Stone Age Conservatives
According to scientists, approximately 3-2.5 million years ago, our ancestors experienced a real food revolution in the transition from Australopithecus to the first Homo. It was accompanied by a noticeable reduction in tooth size, miniaturization of the jaws and reduction of chewing muscles, simplification of the intestine and, as isotopic analysis of teeth shows, significant shifts in the diet.
The first “product” of this revolution, not provoking controversy among scientists, was the so-called bipedal people (Homo erectus) – the oldest “proven” representatives of our kind, who learned to produce relatively complex scrapers, choppers and other primitive tools belonging to the so-called ” culture “.
One of the puzzles surrounding Homo erectus today is why they did not change the manner in which these tools were made and did not try to improve them for more than a million years of existence. For comparison, Neanderthals and Cro-Magnons invented several “advanced” techniques for their development in a much shorter time.
Scientists are digging in the parking lot of bipedal people in Saudi Arabia
Shipton and his colleagues found a simple, but extravagant explanation for such a “conservatism” of the first people of the Earth, studying the site of Homo erectus, discovered about 30 years ago in the central regions of Saudi Arabia, in a place called Saffakah.
While the anthropologist tells us, the Arabian Peninsula was not covered by deserts, but by river valleys and savannahs, in whose territory the first people who left the territory of Africa lived.
Saffakah was one of the largest “colonies” of Homo erectus outside the “cradle of humanity” – on its territory, scientists found about eight thousand artifacts, including a huge number of tools.
If the mountain does not go to Mohammed …
Visiting this parking lot, Shipton drew attention to one interesting regularity. All tools, found on its territory by Arabian anthropologists, were made of andesite, a solid and dense rock, which is difficult to process.
Cobblestone and other large, but low-quality pieces of andesite, as noted by the scientist, met in large numbers in the territory of Saffakaha. Most likely, they were washed by rivers from nearby mountains and fell on the plains where ancient people lived.
This led him to the idea that Homo erectus could periodically visit these mountains and collect there smaller, but qualitative andesite samples, more suitable for the manufacture of complex instruments of labor. To his great surprise, his team could not find any trace of the fact that the ancient Arabians visited these mountains and used them as “quarries”.
Comparing the tools from different parts of Saffakah, Shipton and his colleagues noticed that their number and size were not accidental – they depended on how far they were from the rivers and the degree of destruction of nearby andesite deposits.
At the same time, all the tools of labor were made in the same way and did not differ from each other. All this suggests that bipedal people did not invest much effort in making tools and searching for raw materials for its production.
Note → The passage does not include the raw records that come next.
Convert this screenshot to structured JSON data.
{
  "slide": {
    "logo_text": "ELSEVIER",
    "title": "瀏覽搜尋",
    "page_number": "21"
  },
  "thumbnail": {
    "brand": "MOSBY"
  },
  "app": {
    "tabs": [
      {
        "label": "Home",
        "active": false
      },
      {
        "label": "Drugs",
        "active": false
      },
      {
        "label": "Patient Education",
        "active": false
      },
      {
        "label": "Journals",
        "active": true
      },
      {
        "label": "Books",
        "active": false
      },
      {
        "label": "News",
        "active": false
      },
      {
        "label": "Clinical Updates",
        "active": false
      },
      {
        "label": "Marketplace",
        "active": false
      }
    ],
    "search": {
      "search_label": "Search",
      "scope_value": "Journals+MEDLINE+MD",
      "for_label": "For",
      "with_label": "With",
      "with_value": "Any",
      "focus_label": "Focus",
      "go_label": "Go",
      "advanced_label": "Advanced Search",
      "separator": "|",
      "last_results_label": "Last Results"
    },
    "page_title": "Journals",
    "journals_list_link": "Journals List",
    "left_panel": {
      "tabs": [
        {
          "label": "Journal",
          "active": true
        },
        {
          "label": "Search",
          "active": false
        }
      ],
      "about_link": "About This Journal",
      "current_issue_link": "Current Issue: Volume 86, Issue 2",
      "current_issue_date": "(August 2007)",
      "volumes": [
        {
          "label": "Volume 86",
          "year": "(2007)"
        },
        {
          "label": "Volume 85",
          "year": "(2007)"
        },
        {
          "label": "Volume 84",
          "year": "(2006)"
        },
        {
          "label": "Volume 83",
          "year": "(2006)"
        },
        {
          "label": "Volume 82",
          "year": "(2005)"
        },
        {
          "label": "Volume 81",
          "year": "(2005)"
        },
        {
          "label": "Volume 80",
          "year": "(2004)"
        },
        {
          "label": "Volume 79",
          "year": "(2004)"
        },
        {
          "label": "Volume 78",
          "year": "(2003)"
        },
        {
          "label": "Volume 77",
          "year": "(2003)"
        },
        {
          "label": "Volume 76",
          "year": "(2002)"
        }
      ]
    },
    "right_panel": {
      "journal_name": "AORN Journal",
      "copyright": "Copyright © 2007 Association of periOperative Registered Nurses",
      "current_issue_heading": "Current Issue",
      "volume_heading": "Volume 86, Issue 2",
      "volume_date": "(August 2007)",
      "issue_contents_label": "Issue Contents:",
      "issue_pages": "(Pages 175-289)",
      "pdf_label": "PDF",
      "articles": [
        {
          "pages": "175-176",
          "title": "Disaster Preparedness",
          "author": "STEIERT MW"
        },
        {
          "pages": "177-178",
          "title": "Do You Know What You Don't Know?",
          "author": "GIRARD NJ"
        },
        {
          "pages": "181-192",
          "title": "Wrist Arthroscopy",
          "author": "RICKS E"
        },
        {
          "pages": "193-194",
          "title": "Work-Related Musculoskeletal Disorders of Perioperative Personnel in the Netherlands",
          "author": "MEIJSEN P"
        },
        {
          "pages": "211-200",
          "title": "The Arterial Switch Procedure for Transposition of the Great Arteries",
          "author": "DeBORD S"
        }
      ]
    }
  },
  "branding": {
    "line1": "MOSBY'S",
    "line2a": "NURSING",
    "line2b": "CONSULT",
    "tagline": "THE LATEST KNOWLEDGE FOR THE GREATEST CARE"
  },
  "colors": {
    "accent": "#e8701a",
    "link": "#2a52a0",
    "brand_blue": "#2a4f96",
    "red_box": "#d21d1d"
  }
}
“Right next to the point in Saffakah, which we studied, there were hills where qualitative stones could be found, but these people, apparently, were” too lazy “to take a walk in their direction, and they were satisfied with what the river brought. laziness and conservatism, most likely, caused the extinction of this group of Homo erectus at the time when Arabia began to turn into a desert, “concludes Shipton.